The New York Times is reporting that Microsoft has made a deal with Universal, which will more than $1 (of the $250 device) to Universal Music. Of that $1 roughly half would go to artists. Universal will also get a portion of the fee charged for purchasing music online via Microsoft. And here is the choice quote:
Universal said it was only fair to receive payment on devices that may be repositories for stolen music.
Remember when music companies want a piece of every blank CD that was sold, using the argument that it could be used to record music illegally? Let me spell it out very clearly, just because a device can be used to break the law doesn’t mean that it should automatically be assumed to do so. We can go on to create many absurd examples using this argument:
- Car manufactures should pay a portion of the sale price of new cars to local police on the basis that a car can be used as an escape vehicle after committing a crime.
- Companies that produce tape decks that can be used to record on to tapes should pay a portion of their sale price to music companies.
- Dell should pay a portion of their computer sales to music companies because they could be used to store music illegally.
- Hard drive manufactures, Internet Service Providers, software companies that write web servers and anyone that had anything to do with spec for TCP/IP will have to pay money to music companies for being involved in technology that could be used to download or store music illegally.
Others have already pointed out why this is a bad precedent for Universal to pursue. If I’ve already paid upfront in the cost of the device money required to recover from illegally downloaded music, then maybe it isn’t illegal anymore because I’ve already paid for it. I’d love to see that one go to court.
“It’s a major change for the industry,” said David Geffen, the entertainment mogul who more than a decade ago sold the record label that bears his name to Universal. “Each of these devices is used to store unpaid-for material. This way, on top of the material people do pay for, the record companies are getting paid on the devices storing the copied music.”
I don’t think anyone likes to be assumed guilty. Are digital music players (DMPs) used to store illegal music? Sure, but that is a far cry from indicating that everyone who has a DMP is storing illegal music on it.
Steve Gordon, an entertainment lawyer, said that Universal was saying, in effect: “Look, we know new technologies are here to stay. We know CDs are like typewriters, and are being replaced. ”
The part that Mr. Gordon left is that they are still clinging to their typewriters with both hands, kicking and screaming.
None of these arguments get to the core of things though:
In addition, the deal may provide leverage for Universal to insist on a cut of future iPod sales when its existing contract with Apple expires next year.

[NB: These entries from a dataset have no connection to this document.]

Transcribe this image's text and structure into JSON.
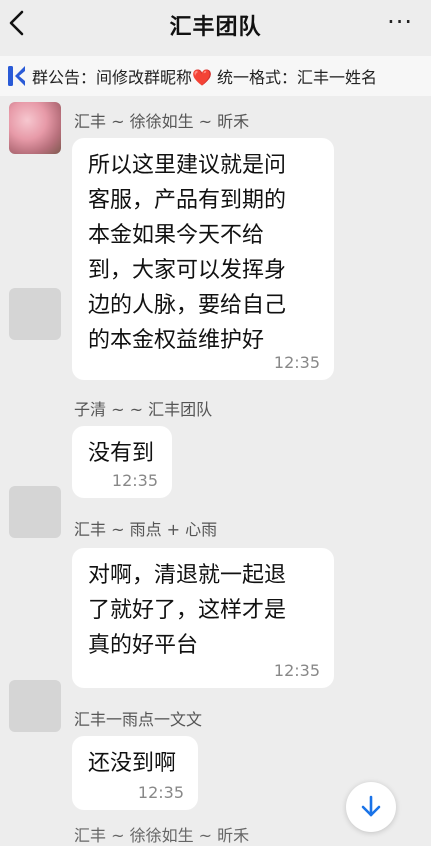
{
  "header": {
    "title": "汇丰团队",
    "more_label": "···"
  },
  "notice": {
    "text": "群公告：间修改群昵称",
    "text_after": " 统一格式：汇丰一姓名"
  },
  "messages": [
    {
      "sender": "汇丰 ~ 徐徐如生 ~ 昕禾",
      "text": "所以这里建议就是问\n客服，产品有到期的\n本金如果今天不给\n到，大家可以发挥身\n边的人脉，要给自己\n的本金权益维护好",
      "time": "12:35"
    },
    {
      "sender": "子清 ~        ~ 汇丰团队",
      "text": "没有到",
      "time": "12:35"
    },
    {
      "sender": "汇丰 ~ 雨点 + 心雨",
      "text": "对啊，清退就一起退\n了就好了，这样才是\n真的好平台",
      "time": "12:35"
    },
    {
      "sender": "汇丰一雨点一文文",
      "text": "还没到啊",
      "time": "12:35"
    }
  ],
  "partial_sender": "汇丰 ~ 徐徐如生 ~ 昕禾",
  "colors": {
    "background": "#ededed",
    "bubble": "#ffffff",
    "accent": "#1a73e8",
    "heart": "#e53935"
  }
}
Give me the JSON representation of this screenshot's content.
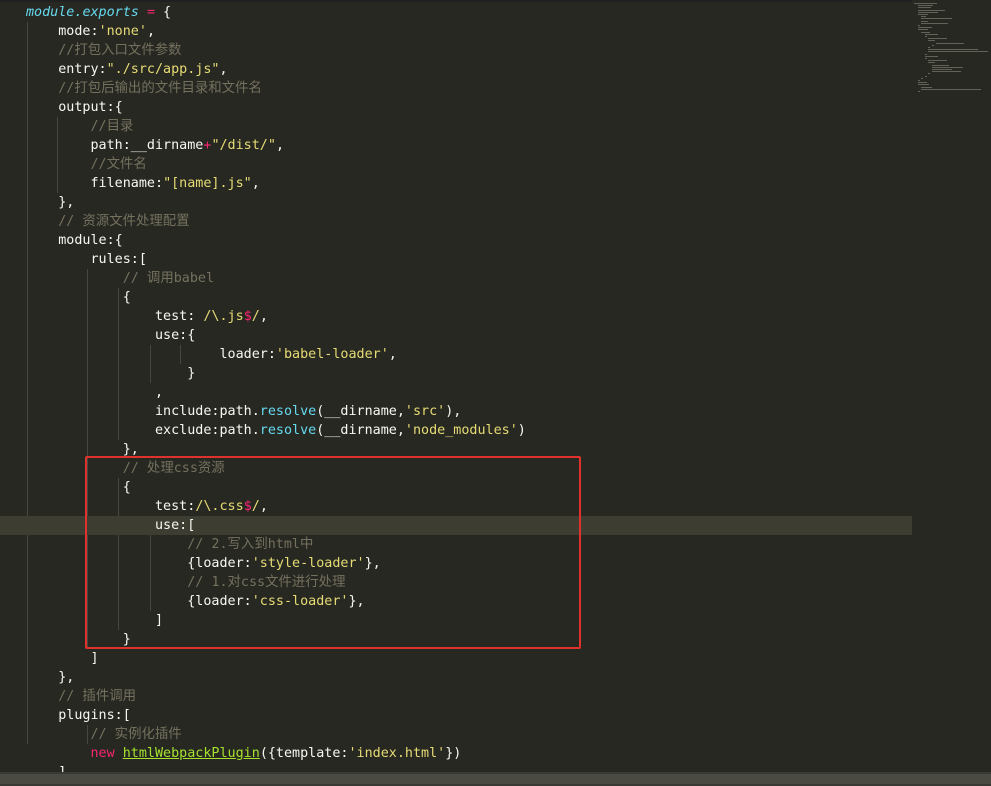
{
  "editor": {
    "theme_colors": {
      "background": "#272822",
      "highlight_line": "#3e3d32",
      "keyword": "#66d9ef",
      "string": "#e6db74",
      "comment": "#75715e",
      "operator": "#f92672",
      "class": "#a6e22e",
      "annotation_box": "#e0322d"
    },
    "highlighted_line": 27,
    "lines": [
      [
        [
          "kw",
          "module"
        ],
        [
          "kw",
          "."
        ],
        [
          "kw",
          "exports"
        ],
        [
          "pun",
          " "
        ],
        [
          "op",
          "="
        ],
        [
          "pun",
          " {"
        ]
      ],
      [
        [
          "pun",
          "    mode:"
        ],
        [
          "str",
          "'none'"
        ],
        [
          "pun",
          ","
        ]
      ],
      [
        [
          "com",
          "    //打包入口文件参数"
        ]
      ],
      [
        [
          "pun",
          "    entry:"
        ],
        [
          "str",
          "\"./src/app.js\""
        ],
        [
          "pun",
          ","
        ]
      ],
      [
        [
          "com",
          "    //打包后输出的文件目录和文件名"
        ]
      ],
      [
        [
          "pun",
          "    output:{"
        ]
      ],
      [
        [
          "com",
          "        //目录"
        ]
      ],
      [
        [
          "pun",
          "        path:__dirname"
        ],
        [
          "op",
          "+"
        ],
        [
          "str",
          "\"/dist/\""
        ],
        [
          "pun",
          ","
        ]
      ],
      [
        [
          "com",
          "        //文件名"
        ]
      ],
      [
        [
          "pun",
          "        filename:"
        ],
        [
          "str",
          "\"[name].js\""
        ],
        [
          "pun",
          ","
        ]
      ],
      [
        [
          "pun",
          "    },"
        ]
      ],
      [
        [
          "com",
          "    // 资源文件处理配置"
        ]
      ],
      [
        [
          "pun",
          "    module:{"
        ]
      ],
      [
        [
          "pun",
          "        rules:["
        ]
      ],
      [
        [
          "com",
          "            // 调用babel"
        ]
      ],
      [
        [
          "pun",
          "            {"
        ]
      ],
      [
        [
          "pun",
          "                test: "
        ],
        [
          "re",
          "/\\.js"
        ],
        [
          "op",
          "$"
        ],
        [
          "re",
          "/"
        ],
        [
          "pun",
          ","
        ]
      ],
      [
        [
          "pun",
          "                use:{"
        ]
      ],
      [
        [
          "pun",
          "                        loader:"
        ],
        [
          "str",
          "'babel-loader'"
        ],
        [
          "pun",
          ","
        ]
      ],
      [
        [
          "pun",
          "                    }"
        ]
      ],
      [
        [
          "pun",
          "                ,"
        ]
      ],
      [
        [
          "pun",
          "                include:path."
        ],
        [
          "fn",
          "resolve"
        ],
        [
          "pun",
          "(__dirname,"
        ],
        [
          "str",
          "'src'"
        ],
        [
          "pun",
          "),"
        ]
      ],
      [
        [
          "pun",
          "                exclude:path."
        ],
        [
          "fn",
          "resolve"
        ],
        [
          "pun",
          "(__dirname,"
        ],
        [
          "str",
          "'node_modules'"
        ],
        [
          "pun",
          ")"
        ]
      ],
      [
        [
          "pun",
          "            },"
        ]
      ],
      [
        [
          "com",
          "            // 处理css资源"
        ]
      ],
      [
        [
          "pun",
          "            {"
        ]
      ],
      [
        [
          "pun",
          "                test:"
        ],
        [
          "re",
          "/\\.css"
        ],
        [
          "op",
          "$"
        ],
        [
          "re",
          "/"
        ],
        [
          "pun",
          ","
        ]
      ],
      [
        [
          "pun",
          "                use:["
        ]
      ],
      [
        [
          "com",
          "                    // 2.写入到html中"
        ]
      ],
      [
        [
          "pun",
          "                    {loader:"
        ],
        [
          "str",
          "'style-loader'"
        ],
        [
          "pun",
          "},"
        ]
      ],
      [
        [
          "com",
          "                    // 1.对css文件进行处理"
        ]
      ],
      [
        [
          "pun",
          "                    {loader:"
        ],
        [
          "str",
          "'css-loader'"
        ],
        [
          "pun",
          "},"
        ]
      ],
      [
        [
          "pun",
          "                ]"
        ]
      ],
      [
        [
          "pun",
          "            }"
        ]
      ],
      [
        [
          "pun",
          "        ]"
        ]
      ],
      [
        [
          "pun",
          "    },"
        ]
      ],
      [
        [
          "com",
          "    // 插件调用"
        ]
      ],
      [
        [
          "pun",
          "    plugins:["
        ]
      ],
      [
        [
          "com",
          "        // 实例化插件"
        ]
      ],
      [
        [
          "new",
          "        new "
        ],
        [
          "cls",
          "htmlWebpackPlugin"
        ],
        [
          "pun",
          "({template:"
        ],
        [
          "str",
          "'index.html'"
        ],
        [
          "pun",
          "})"
        ]
      ],
      [
        [
          "pun",
          "    ]"
        ]
      ]
    ]
  }
}
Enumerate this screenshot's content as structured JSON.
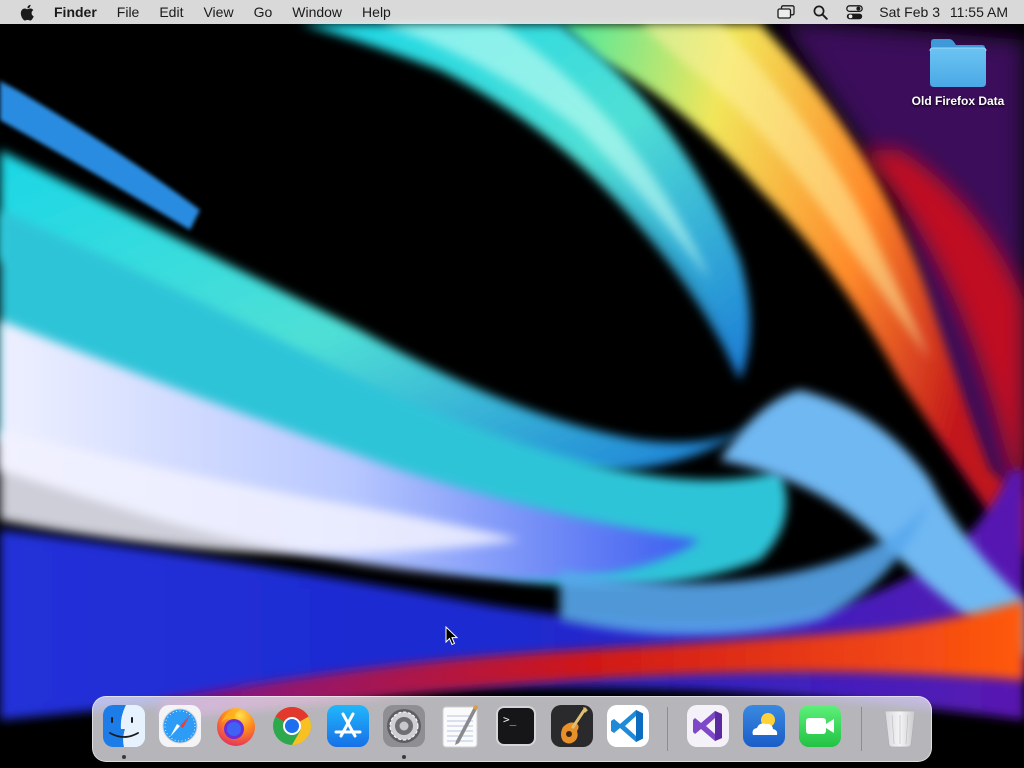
{
  "menubar": {
    "apple_icon": "apple-logo-icon",
    "app_name": "Finder",
    "menus": [
      "File",
      "Edit",
      "View",
      "Go",
      "Window",
      "Help"
    ],
    "status_icons": [
      "screen-mirroring-icon",
      "spotlight-search-icon",
      "control-center-icon"
    ],
    "date": "Sat Feb 3",
    "time": "11:55 AM"
  },
  "desktop": {
    "items": [
      {
        "label": "Old Firefox Data",
        "icon": "folder-icon"
      }
    ]
  },
  "dock": {
    "apps": [
      {
        "icon": "finder-icon",
        "running": true
      },
      {
        "icon": "safari-icon",
        "running": false
      },
      {
        "icon": "firefox-icon",
        "running": false
      },
      {
        "icon": "chrome-icon",
        "running": false
      },
      {
        "icon": "app-store-icon",
        "running": false
      },
      {
        "icon": "system-preferences-icon",
        "running": true
      },
      {
        "icon": "textedit-icon",
        "running": false
      },
      {
        "icon": "terminal-icon",
        "running": false
      },
      {
        "icon": "garageband-icon",
        "running": false
      },
      {
        "icon": "vscode-icon",
        "running": false
      },
      {
        "icon": "visual-studio-icon",
        "running": false
      },
      {
        "icon": "weather-icon",
        "running": false
      },
      {
        "icon": "facetime-icon",
        "running": false
      },
      {
        "icon": "trash-icon",
        "running": false
      }
    ],
    "terminal_prompt": ">_"
  },
  "colors": {
    "menubar_bg": "#ececec",
    "folder_blue": "#5fb7ec",
    "dock_bg": "#e8e8ee"
  }
}
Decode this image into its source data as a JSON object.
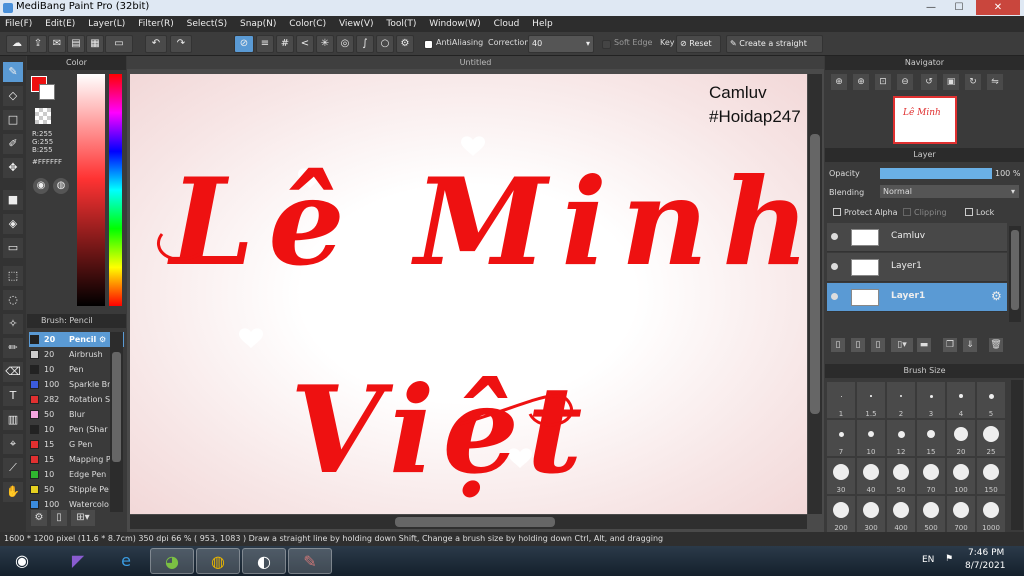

See, I think both Microsoft and Universal are thrilled with this deal. Yes, Microsoft is positively giddy over their new deal with Universal (and others). Why? Because they are trying to change the nature of the game, and they can afford to do so because they’ve got tons of money. This agreement is going to create angst between Apple and Universal, which will either cause Apple to cave in (and make less money) or Universal to be ticked and pull their license all together. At least these are the two results that Microsoft is hoping for. Another option is that nothing will change between Apple and Universal, as result that is more likely if Zune is flop.
Different parameters, but this is not unlike what Microsoft did with Internet Explorer to crush Netscape. By leveraging their existing wealth they are able to make things harder for the competition.
And of course Universal is thrilled because they believe that this is the dawning of a new day, where they will be able to milk money from other companies products. Even if those products never hold a single song from Universal.
UPDATE : Om brings up a good point, the $1 per device is roughly just one more $0.99 song. If charging the equivalent of one more song takes care of the pirating loss then they really should focus on developing more compelling content.
The Times is also running a review of Zune: Trying Out the Zune: IPod It’s Not. Not exactly a glowing review.
TechCrunch has a different take on this.